ABOUT THIS TASK: A faithful retyping of every entry below is wanted, with images left out.

DATA FOR THIS TASK:
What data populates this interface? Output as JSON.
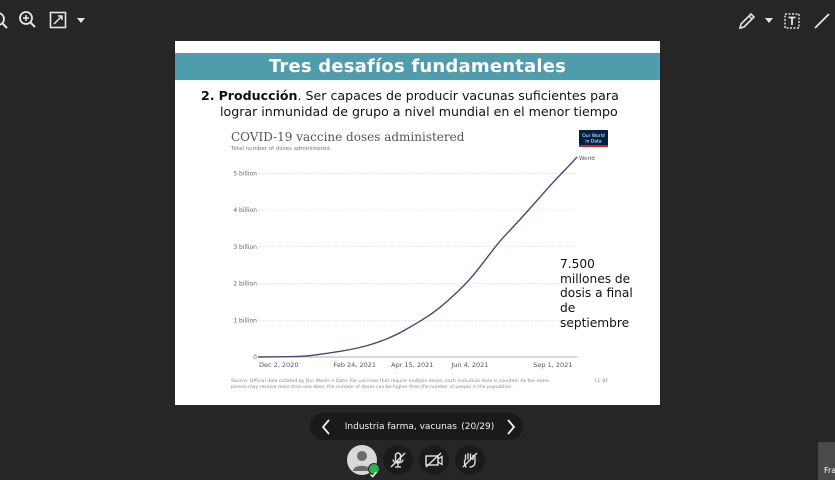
{
  "toolbar": {
    "left_icons": [
      "zoom-out-icon",
      "zoom-in-icon",
      "fullscreen-icon",
      "caret-down-icon"
    ],
    "right_icons": [
      "pen-icon",
      "caret-down-icon",
      "text-tool-icon",
      "line-tool-icon"
    ]
  },
  "slide": {
    "title": "Tres desafíos fundamentales",
    "item_number": "2.",
    "item_bold": "Producción",
    "item_text_1": ". Ser capaces de producir vacunas suficientes para",
    "item_text_2": "lograr inmunidad de grupo a nivel mundial en el menor tiempo",
    "note_lines": [
      "7.500",
      "millones de",
      "dosis a final",
      "de",
      "septiembre"
    ]
  },
  "chart_data": {
    "type": "line",
    "title": "COVID-19 vaccine doses administered",
    "subtitle": "Total number of doses administered.",
    "logo_text": [
      "Our World",
      "in Data"
    ],
    "series": [
      {
        "name": "World",
        "color": "#3d4d73",
        "x": [
          "2020-12-02",
          "2021-01-01",
          "2021-01-15",
          "2021-02-01",
          "2021-02-24",
          "2021-03-15",
          "2021-04-01",
          "2021-04-15",
          "2021-05-01",
          "2021-05-15",
          "2021-06-04",
          "2021-06-20",
          "2021-07-01",
          "2021-07-15",
          "2021-08-01",
          "2021-08-15",
          "2021-09-01",
          "2021-09-05"
        ],
        "y": [
          0,
          0.01,
          0.03,
          0.1,
          0.22,
          0.38,
          0.6,
          0.85,
          1.15,
          1.5,
          2.1,
          2.75,
          3.2,
          3.65,
          4.25,
          4.75,
          5.3,
          5.45
        ]
      }
    ],
    "x_tick_labels": [
      "Dec 2, 2020",
      "Feb 24, 2021",
      "Apr 15, 2021",
      "Jun 4, 2021",
      "Sep 1, 2021"
    ],
    "x_tick_values": [
      "2020-12-02",
      "2021-02-24",
      "2021-04-15",
      "2021-06-04",
      "2021-09-01"
    ],
    "y_tick_labels": [
      "0",
      "1 billion",
      "2 billion",
      "3 billion",
      "4 billion",
      "5 billion"
    ],
    "y_tick_values": [
      0,
      1,
      2,
      3,
      4,
      5
    ],
    "ylim": [
      0,
      5.5
    ],
    "xlim": [
      "2020-12-02",
      "2021-09-05"
    ],
    "grid": true,
    "source": "Source: Official data collated by Our World in Data. For vaccines that require multiple doses, each individual dose is counted. As the same person may receive more than one dose, the number of doses can be higher than the number of people in the population.",
    "license": "CC BY"
  },
  "nav": {
    "prev_icon": "chevron-left-icon",
    "next_icon": "chevron-right-icon",
    "presentation_title": "Industria farma, vacunas y ac...",
    "page_counter": "(20/29)"
  },
  "controls": {
    "icons": [
      "avatar-icon",
      "mic-off-icon",
      "camera-off-icon",
      "raise-hand-icon"
    ],
    "status_color": "#2cb24a"
  },
  "thumbnail": {
    "label": "Fra"
  }
}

ANSWER AREA:
What data populates this interface? Output as JSON.
{
  "toolbar": {
    "left_icons": [
      "zoom-out-icon",
      "zoom-in-icon",
      "fullscreen-icon",
      "caret-down-icon"
    ],
    "right_icons": [
      "pen-icon",
      "caret-down-icon",
      "text-tool-icon",
      "line-tool-icon"
    ]
  },
  "slide": {
    "title": "Tres desafíos fundamentales",
    "item_number": "2.",
    "item_bold": "Producción",
    "item_text_1": ". Ser capaces de producir vacunas suficientes para",
    "item_text_2": "lograr inmunidad de grupo a nivel mundial en el menor tiempo",
    "note_lines": [
      "7.500",
      "millones de",
      "dosis a final",
      "de",
      "septiembre"
    ]
  },
  "chart_data": {
    "type": "line",
    "title": "COVID-19 vaccine doses administered",
    "subtitle": "Total number of doses administered.",
    "logo_text": [
      "Our World",
      "in Data"
    ],
    "series": [
      {
        "name": "World",
        "color": "#3d4d73",
        "x": [
          "2020-12-02",
          "2021-01-01",
          "2021-01-15",
          "2021-02-01",
          "2021-02-24",
          "2021-03-15",
          "2021-04-01",
          "2021-04-15",
          "2021-05-01",
          "2021-05-15",
          "2021-06-04",
          "2021-06-20",
          "2021-07-01",
          "2021-07-15",
          "2021-08-01",
          "2021-08-15",
          "2021-09-01",
          "2021-09-05"
        ],
        "y": [
          0,
          0.01,
          0.03,
          0.1,
          0.22,
          0.38,
          0.6,
          0.85,
          1.15,
          1.5,
          2.1,
          2.75,
          3.2,
          3.65,
          4.25,
          4.75,
          5.3,
          5.45
        ]
      }
    ],
    "x_tick_labels": [
      "Dec 2, 2020",
      "Feb 24, 2021",
      "Apr 15, 2021",
      "Jun 4, 2021",
      "Sep 1, 2021"
    ],
    "x_tick_values": [
      "2020-12-02",
      "2021-02-24",
      "2021-04-15",
      "2021-06-04",
      "2021-09-01"
    ],
    "y_tick_labels": [
      "0",
      "1 billion",
      "2 billion",
      "3 billion",
      "4 billion",
      "5 billion"
    ],
    "y_tick_values": [
      0,
      1,
      2,
      3,
      4,
      5
    ],
    "ylim": [
      0,
      5.5
    ],
    "xlim": [
      "2020-12-02",
      "2021-09-05"
    ],
    "grid": true,
    "source": "Source: Official data collated by Our World in Data. For vaccines that require multiple doses, each individual dose is counted. As the same person may receive more than one dose, the number of doses can be higher than the number of people in the population.",
    "license": "CC BY"
  },
  "nav": {
    "prev_icon": "chevron-left-icon",
    "next_icon": "chevron-right-icon",
    "presentation_title": "Industria farma, vacunas y ac...",
    "page_counter": "(20/29)"
  },
  "controls": {
    "icons": [
      "avatar-icon",
      "mic-off-icon",
      "camera-off-icon",
      "raise-hand-icon"
    ],
    "status_color": "#2cb24a"
  },
  "thumbnail": {
    "label": "Fra"
  }
}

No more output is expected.